/---

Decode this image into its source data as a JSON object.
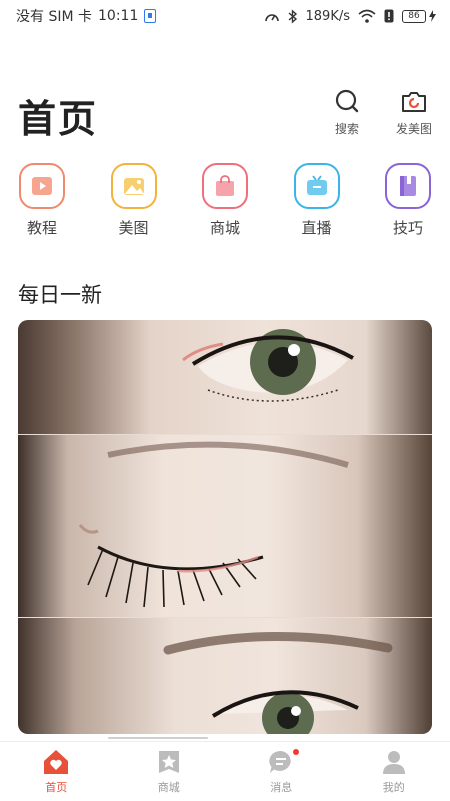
{
  "status_bar": {
    "carrier": "没有 SIM 卡",
    "time": "10:11",
    "net_speed": "189K/s",
    "battery": "86"
  },
  "header": {
    "title": "首页",
    "search_label": "搜索",
    "post_label": "发美图"
  },
  "categories": [
    {
      "label": "教程",
      "icon": "video-icon",
      "color": "#f08a6e"
    },
    {
      "label": "美图",
      "icon": "image-icon",
      "color": "#f3b23c"
    },
    {
      "label": "商城",
      "icon": "shopping-bag-icon",
      "color": "#ef6f7c"
    },
    {
      "label": "直播",
      "icon": "tv-icon",
      "color": "#3bb4e6"
    },
    {
      "label": "技巧",
      "icon": "book-icon",
      "color": "#8a63d6"
    }
  ],
  "section": {
    "title": "每日一新"
  },
  "bottom_nav": {
    "active": "home",
    "items": [
      {
        "label": "首页",
        "icon": "home-heart-icon"
      },
      {
        "label": "商城",
        "icon": "star-bag-icon"
      },
      {
        "label": "消息",
        "icon": "chat-bubble-icon"
      },
      {
        "label": "我的",
        "icon": "user-icon"
      }
    ],
    "accent": "#e8503a"
  }
}
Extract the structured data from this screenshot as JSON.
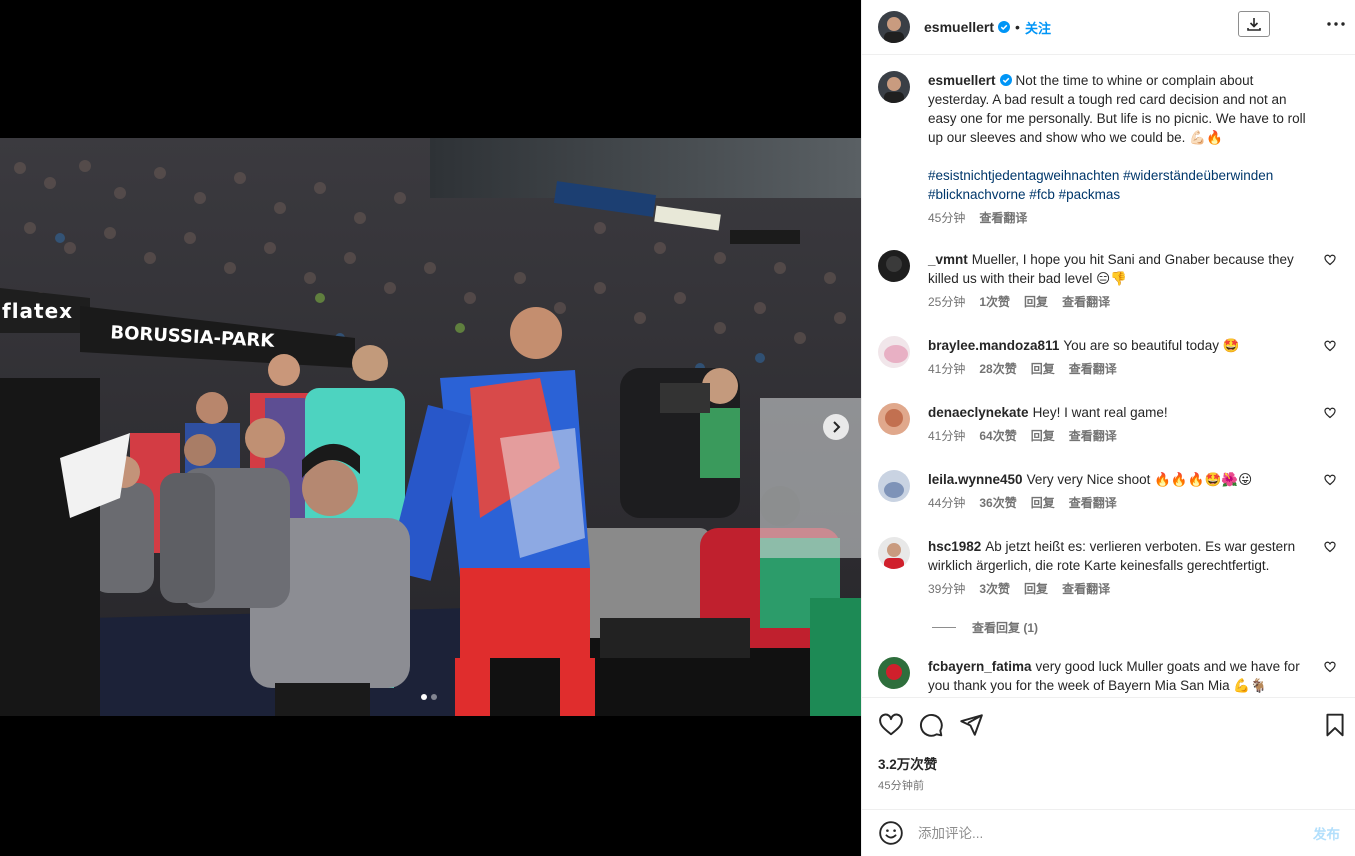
{
  "post": {
    "author": "esmuellert",
    "follow_label": "关注",
    "separator": "•",
    "header_icons": {
      "download": "download-icon",
      "more": "more-horizontal-icon"
    },
    "caption": {
      "text": "Not the time to whine or complain about yesterday. A bad result a tough red card decision and not an easy one for me personally. But life is no picnic. We have to roll up our sleeves and show who we could be. 💪🏻🔥",
      "hashtags": "#esistnichtjedentagweihnachten #widerständeüberwinden #blicknachvorne #fcb #packmas",
      "time": "45分钟",
      "translate": "查看翻译"
    },
    "likes": "3.2万次赞",
    "posted_time": "45分钟前",
    "carousel": {
      "total": 2,
      "current": 1
    },
    "photo_signs": {
      "stadium": "BORUSSIA-PARK",
      "sponsor": "flatex"
    }
  },
  "comments": [
    {
      "user": "_vmnt",
      "text": "Mueller, I hope you hit Sani and Gnaber because they killed us with their bad level 😑👎",
      "time": "25分钟",
      "likes": "1次赞",
      "reply": "回复",
      "translate": "查看翻译"
    },
    {
      "user": "braylee.mandoza811",
      "text": "You are so beautiful today 🤩",
      "time": "41分钟",
      "likes": "28次赞",
      "reply": "回复",
      "translate": "查看翻译"
    },
    {
      "user": "denaeclynekate",
      "text": "Hey! I want real game!",
      "time": "41分钟",
      "likes": "64次赞",
      "reply": "回复",
      "translate": "查看翻译"
    },
    {
      "user": "leila.wynne450",
      "text": "Very very Nice shoot 🔥🔥🔥🤩🌺😛",
      "time": "44分钟",
      "likes": "36次赞",
      "reply": "回复",
      "translate": "查看翻译"
    },
    {
      "user": "hsc1982",
      "text": "Ab jetzt heißt es: verlieren verboten. Es war gestern wirklich ärgerlich, die rote Karte keinesfalls gerechtfertigt.",
      "time": "39分钟",
      "likes": "3次赞",
      "reply": "回复",
      "translate": "查看翻译"
    },
    {
      "user": "fcbayern_fatima",
      "text": "very good luck Muller goats and we have for you thank you for the week of Bayern Mia San Mia 💪🐐",
      "time": "",
      "likes": "",
      "reply": "",
      "translate": ""
    }
  ],
  "view_replies": "查看回复 (1)",
  "composer": {
    "placeholder": "添加评论...",
    "post_label": "发布"
  },
  "colors": {
    "accent": "#0095f6",
    "link": "#00376b",
    "muted": "#737373"
  }
}
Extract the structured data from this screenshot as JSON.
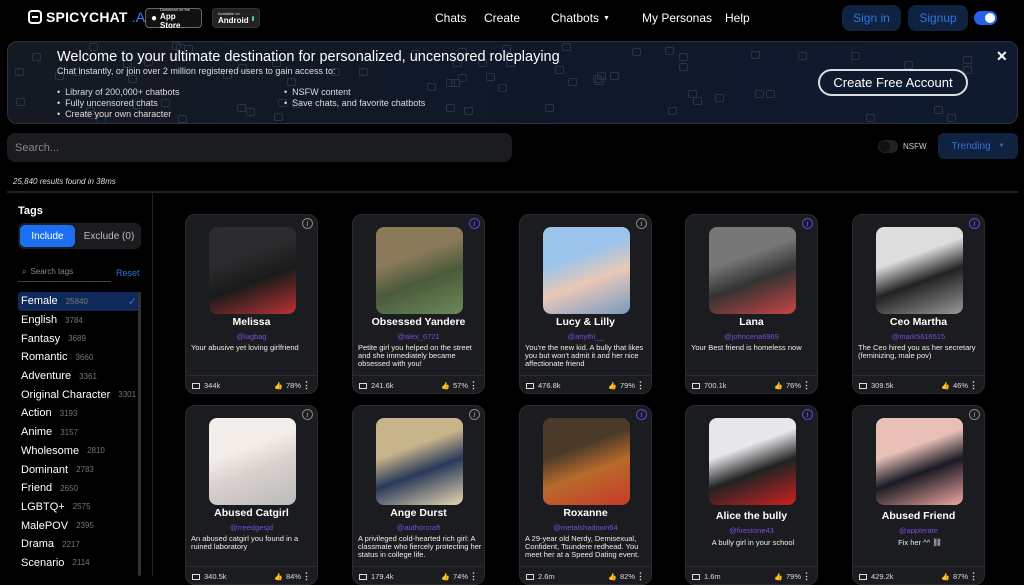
{
  "header": {
    "logo_text": "SPICYCHAT",
    "logo_suffix": ".AI",
    "appstore_small": "Download on the",
    "appstore_big": "App Store",
    "android_small": "Available on",
    "android_big": "Android",
    "nav": [
      "Chats",
      "Create",
      "Chatbots",
      "My Personas",
      "Help"
    ],
    "signin": "Sign in",
    "signup": "Signup"
  },
  "banner": {
    "title": "Welcome to your ultimate destination for personalized, uncensored roleplaying",
    "subtitle": "Chat instantly, or join over 2 million registered users to gain access to:",
    "list_left": [
      "Library of 200,000+ chatbots",
      "Fully uncensored chats",
      "Create your own character"
    ],
    "list_right": [
      "NSFW content",
      "Save chats, and favorite chatbots"
    ],
    "cta": "Create Free Account",
    "close": "✕"
  },
  "search": {
    "placeholder": "Search...",
    "nsfw_label": "NSFW",
    "sort": "Trending",
    "results": "25,840 results found in 38ms"
  },
  "tags": {
    "title": "Tags",
    "include": "Include",
    "exclude": "Exclude (0)",
    "search_placeholder": "Search tags",
    "reset": "Reset",
    "items": [
      {
        "name": "Female",
        "count": "25840",
        "selected": true
      },
      {
        "name": "English",
        "count": "3784"
      },
      {
        "name": "Fantasy",
        "count": "3689"
      },
      {
        "name": "Romantic",
        "count": "3660"
      },
      {
        "name": "Adventure",
        "count": "3361"
      },
      {
        "name": "Original Character",
        "count": "3301"
      },
      {
        "name": "Action",
        "count": "3193"
      },
      {
        "name": "Anime",
        "count": "3157"
      },
      {
        "name": "Wholesome",
        "count": "2810"
      },
      {
        "name": "Dominant",
        "count": "2783"
      },
      {
        "name": "Friend",
        "count": "2650"
      },
      {
        "name": "LGBTQ+",
        "count": "2575"
      },
      {
        "name": "MalePOV",
        "count": "2395"
      },
      {
        "name": "Drama",
        "count": "2217"
      },
      {
        "name": "Scenario",
        "count": "2114"
      }
    ]
  },
  "cards": [
    {
      "name": "Melissa",
      "handle": "@lagbag",
      "desc": "Your abusive yet loving girlfriend",
      "messages": "344k",
      "rating": "78%",
      "info_blue": false,
      "colors": [
        "#2b2b2e",
        "#1a1a1a",
        "#b33"
      ]
    },
    {
      "name": "Obsessed Yandere",
      "handle": "@alex_6721",
      "desc": "Petite girl you helped on the street and she immediately became obsessed with you!",
      "messages": "241.6k",
      "rating": "57%",
      "info_blue": true,
      "colors": [
        "#8a7a5a",
        "#4a5a3a",
        "#6a8a5a"
      ]
    },
    {
      "name": "Lucy & Lilly",
      "handle": "@anythi__",
      "desc": "You're the new kid. A bully that likes you but won't admit it and her nice affectionate friend",
      "messages": "476.8k",
      "rating": "79%",
      "info_blue": false,
      "colors": [
        "#9cc4ea",
        "#e8c8b8",
        "#7a9ac0"
      ]
    },
    {
      "name": "Lana",
      "handle": "@johncena6969",
      "desc": "Your Best friend is homeless now",
      "messages": "700.1k",
      "rating": "76%",
      "info_blue": true,
      "colors": [
        "#777",
        "#333",
        "#c44"
      ]
    },
    {
      "name": "Ceo Martha",
      "handle": "@mark5616515",
      "desc": "The Ceo hired you as her secretary (feminizing, male pov)",
      "messages": "309.5k",
      "rating": "46%",
      "info_blue": true,
      "colors": [
        "#ddd",
        "#222",
        "#999"
      ]
    },
    {
      "name": "Abused Catgirl",
      "handle": "@rreedgesjd",
      "desc": "An abused catgirl you found in a ruined laboratory",
      "messages": "340.5k",
      "rating": "84%",
      "info_blue": false,
      "colors": [
        "#f4eeea",
        "#d8d0cc",
        "#bbb"
      ]
    },
    {
      "name": "Ange Durst",
      "handle": "@authorcraft",
      "desc": "A privileged cold-hearted rich girl: A classmate who fiercely protecting her status in college life.",
      "messages": "179.4k",
      "rating": "74%",
      "info_blue": false,
      "colors": [
        "#c8b48a",
        "#283a5a",
        "#e8d8b0"
      ]
    },
    {
      "name": "Roxanne",
      "handle": "@metalshadown64",
      "desc": "A 29-year old Nerdy, Demisexual, Confident, Tsundere redhead. You meet her at a Speed Dating event.",
      "messages": "2.6m",
      "rating": "82%",
      "info_blue": true,
      "colors": [
        "#4a3a2a",
        "#b86a2a",
        "#c83a2a"
      ]
    },
    {
      "name": "Alice the bully",
      "handle": "@firestone43",
      "desc": "A bully girl in your school",
      "messages": "1.6m",
      "rating": "79%",
      "info_blue": true,
      "colors": [
        "#e8e8ec",
        "#222",
        "#c22"
      ]
    },
    {
      "name": "Abused Friend",
      "handle": "@applerate",
      "desc": "Fix her ^^ ⛓",
      "messages": "429.2k",
      "rating": "87%",
      "info_blue": false,
      "colors": [
        "#e8c0b8",
        "#1a1a24",
        "#f0a8a0"
      ]
    }
  ]
}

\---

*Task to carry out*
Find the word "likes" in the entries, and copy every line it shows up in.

*Problem solution*
    "likes": "3.2万次赞",
      "likes": "1次赞",
      "likes": "28次赞",
      "likes": "64次赞",
      "likes": "36次赞",
      "likes": "3次赞",
      "likes": "",
      "desc": "You're the new kid. A bully that likes you but won't admit it and her nice affectionate friend",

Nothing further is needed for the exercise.